The Nussle Report07.14.2017
CU relief measures move forward, get recognition in FSGG bill markup: The fruits of our hard work through the Campaign for Common-Sense Regulation continue to pay off during the committee markup of the 2018 House Financial Services and General Government appropriations bill. In particular we achieved full funding for the Community Development Revolving Loan Fund, reversing attempts to defund this program. And, the legislation provides $190 million for the Community Development Financial Institution Fund, which is lower than current funding but still higher than the historical level for this fund.
We also made good progress in building congressional support for our work to install five-person commission at the CFPB and eliminate a proposal to place NCUA under the annual congressional appropriations process. More work remains, but with strong, fierce 360-degree advocacy, your CUNA/League team continues to win allies on Capitol Hill that we'll need to eventually secure these credit union priorities.
The bill also includes a number of provisions that were included in H.R. 10, the Financial CHOICE Act.
CU testimony shines light on need for reg relief: The problems created by the overregulation of credit unions were clearly outlined for a House Financial Services subcommittee this week, thanks to the testimony of Rick Nichols, president/CEO, River Region CU, Jefferson, Mo. Testifying on behalf of Heartland Credit Union Association and working with CUNA to develop his remarks, Nichols painted a clear picture of how one-size-fits-all regulations have harmed our industry. This is 360-degree advocacy at its finest. With CUNA, Leagues and credit unions aligned, we will continue blanketing Capitol Hill with this messaging until we find the regulatory reform for which we've been fighting.
Here's a link to a short video report on the hearing.

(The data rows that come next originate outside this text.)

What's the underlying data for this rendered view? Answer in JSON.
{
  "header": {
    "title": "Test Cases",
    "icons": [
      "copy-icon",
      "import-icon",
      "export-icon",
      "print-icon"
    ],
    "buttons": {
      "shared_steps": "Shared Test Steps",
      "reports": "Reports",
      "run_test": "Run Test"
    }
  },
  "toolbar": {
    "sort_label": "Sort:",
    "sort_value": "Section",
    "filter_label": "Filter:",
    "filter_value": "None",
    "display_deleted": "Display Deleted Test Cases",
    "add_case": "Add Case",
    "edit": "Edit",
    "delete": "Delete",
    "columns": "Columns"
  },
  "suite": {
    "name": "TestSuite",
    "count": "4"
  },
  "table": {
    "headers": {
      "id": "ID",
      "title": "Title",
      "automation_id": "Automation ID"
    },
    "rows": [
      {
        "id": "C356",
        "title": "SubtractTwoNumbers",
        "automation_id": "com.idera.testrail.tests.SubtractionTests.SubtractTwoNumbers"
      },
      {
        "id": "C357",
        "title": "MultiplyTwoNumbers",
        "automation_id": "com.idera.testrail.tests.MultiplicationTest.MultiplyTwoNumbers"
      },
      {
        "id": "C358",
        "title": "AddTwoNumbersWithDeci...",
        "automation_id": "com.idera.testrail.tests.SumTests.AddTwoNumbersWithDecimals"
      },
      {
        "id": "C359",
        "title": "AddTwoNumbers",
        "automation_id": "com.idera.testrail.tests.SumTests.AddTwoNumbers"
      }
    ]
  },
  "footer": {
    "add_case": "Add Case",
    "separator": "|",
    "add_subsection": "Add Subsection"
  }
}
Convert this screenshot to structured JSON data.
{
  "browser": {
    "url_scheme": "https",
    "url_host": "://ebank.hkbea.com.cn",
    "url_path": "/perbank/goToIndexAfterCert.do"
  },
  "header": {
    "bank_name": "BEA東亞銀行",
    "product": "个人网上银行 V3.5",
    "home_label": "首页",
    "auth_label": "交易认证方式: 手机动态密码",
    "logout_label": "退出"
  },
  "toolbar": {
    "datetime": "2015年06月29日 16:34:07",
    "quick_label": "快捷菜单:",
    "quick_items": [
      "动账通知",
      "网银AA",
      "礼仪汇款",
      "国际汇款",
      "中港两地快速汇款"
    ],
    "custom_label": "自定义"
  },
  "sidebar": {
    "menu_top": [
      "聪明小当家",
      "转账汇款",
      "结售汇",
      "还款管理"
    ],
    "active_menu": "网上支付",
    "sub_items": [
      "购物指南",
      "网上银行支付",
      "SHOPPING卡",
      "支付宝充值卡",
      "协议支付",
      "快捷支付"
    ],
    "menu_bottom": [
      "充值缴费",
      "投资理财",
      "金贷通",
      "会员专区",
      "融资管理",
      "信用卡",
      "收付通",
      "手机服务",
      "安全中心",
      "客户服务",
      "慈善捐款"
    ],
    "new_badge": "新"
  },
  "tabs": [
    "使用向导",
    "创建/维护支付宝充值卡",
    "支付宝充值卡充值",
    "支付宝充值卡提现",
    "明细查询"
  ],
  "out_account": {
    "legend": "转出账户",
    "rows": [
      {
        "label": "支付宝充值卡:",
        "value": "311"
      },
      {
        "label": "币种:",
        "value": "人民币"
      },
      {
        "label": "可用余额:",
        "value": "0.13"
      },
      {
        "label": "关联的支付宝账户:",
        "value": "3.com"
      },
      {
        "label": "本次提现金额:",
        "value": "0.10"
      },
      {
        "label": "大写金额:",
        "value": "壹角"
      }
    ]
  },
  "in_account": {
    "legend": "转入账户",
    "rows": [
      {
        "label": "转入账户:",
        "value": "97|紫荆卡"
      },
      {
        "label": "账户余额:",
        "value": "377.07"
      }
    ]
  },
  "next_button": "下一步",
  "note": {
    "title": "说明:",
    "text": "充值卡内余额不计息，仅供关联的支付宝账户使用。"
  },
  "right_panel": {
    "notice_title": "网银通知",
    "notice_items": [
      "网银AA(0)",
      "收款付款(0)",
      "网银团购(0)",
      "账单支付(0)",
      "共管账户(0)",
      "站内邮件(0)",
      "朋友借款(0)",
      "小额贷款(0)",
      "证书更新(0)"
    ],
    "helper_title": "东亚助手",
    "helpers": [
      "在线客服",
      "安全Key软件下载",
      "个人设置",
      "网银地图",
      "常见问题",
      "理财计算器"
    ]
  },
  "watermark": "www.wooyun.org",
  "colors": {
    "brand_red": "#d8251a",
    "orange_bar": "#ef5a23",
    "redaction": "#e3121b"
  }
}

HELOC threshold increase a strong advocacy win: We believe we have secured a significant advocacy victory for credit unions, as CFPB Director Richard Cordray has pledged that the Bureau will issue a proposal to raise reporting thresholds for home equity lines of credit. In his letter to several Senators, the director noted increasing concerns from credit unions and other small financial institutions about the burden of such excessive reporting, a concern we have long expressed to the Bureau. We applaud Mr. Cordray for hearing our concerns and taking this step to find credit unions relief.
LSCU roundtable with lawmakers: I was thrilled to see the League of Southeastern Credit Unions' work recently to facilitate a slew of in-district meetings with lawmakers in Florida. A number of credit unions hosted branch visits—in partnership with other area credit unions—to take the time to educate their lawmakers about the credit union difference. This is incredible collaboration, and it will pay huge dividends with their members of Congress when they return to Washington. Congratulations and well done.
My response to incorrect claims on NCUA FOM rule: I wrote in response to a column in American Banker this week that completely missed the mark in challenging the NCUA's field of membership (FOM) proposal. Ultimately, as I wrote, the dynamics of our communities have been fundamentally altered since the last time FOM rules were significantly updated, particularly by technology. We strongly support the NCUA here. It's simply working to allow credit unions to stay competitive in an ever-evolving marketplace.
RESPA rule should focus on costs, benefits: In response to the CPFB's request for information on an assessment of its 2013 Real Estate Settlement Procedures Act (RESPA) servicing rule, we wrote that the Bureau should focus on the true costs and benefits of such a rule. For credit unions, costs to service a performing loan have climbed fourfold since 2008. As such, the CFPB's assessment should determine whether these increased costs have yielded a justifiable benefit to consumers, plain and simple.
We're unpacking CFPB's arbitration rule: While we continue to closely analyze the CFPB's final arbitration rule and how it may affect credit unions, we're disappointed that the Bureau chose to apply this regulation to our industry at all. Frankly, for credit unions, this is a solution in search of a problem, particularly as virtually no evidence of credit union abuse in this realm exists. We will fight hard to ensure the CFPB understands the unnecessary costs this rule will have on the most consumer-friendly financial institutions in the market.
Shoutout of the week: Thanks to both Tom Kane, president/CEO, Illinois Credit Union League, and Alan Meyer, president/CEO, 1st MidAmerica CU, Bethalto, Ill., for partnering with me on an article that ran in the Illinois Business Journal. The effort provided us a strong opportunity to raise awareness of the inequity of the regulations Washington has nailed credit unions with since the financial crisis. Thank you both. Let's keep driving the public conversation around the need for relief.
Thank you for your continued participation in and engagement with the CUNA/League system. If you have any issues you'd like CUNA to address, I encourage you to give me a call directly at 202-508-6745 or email me at email@example.com.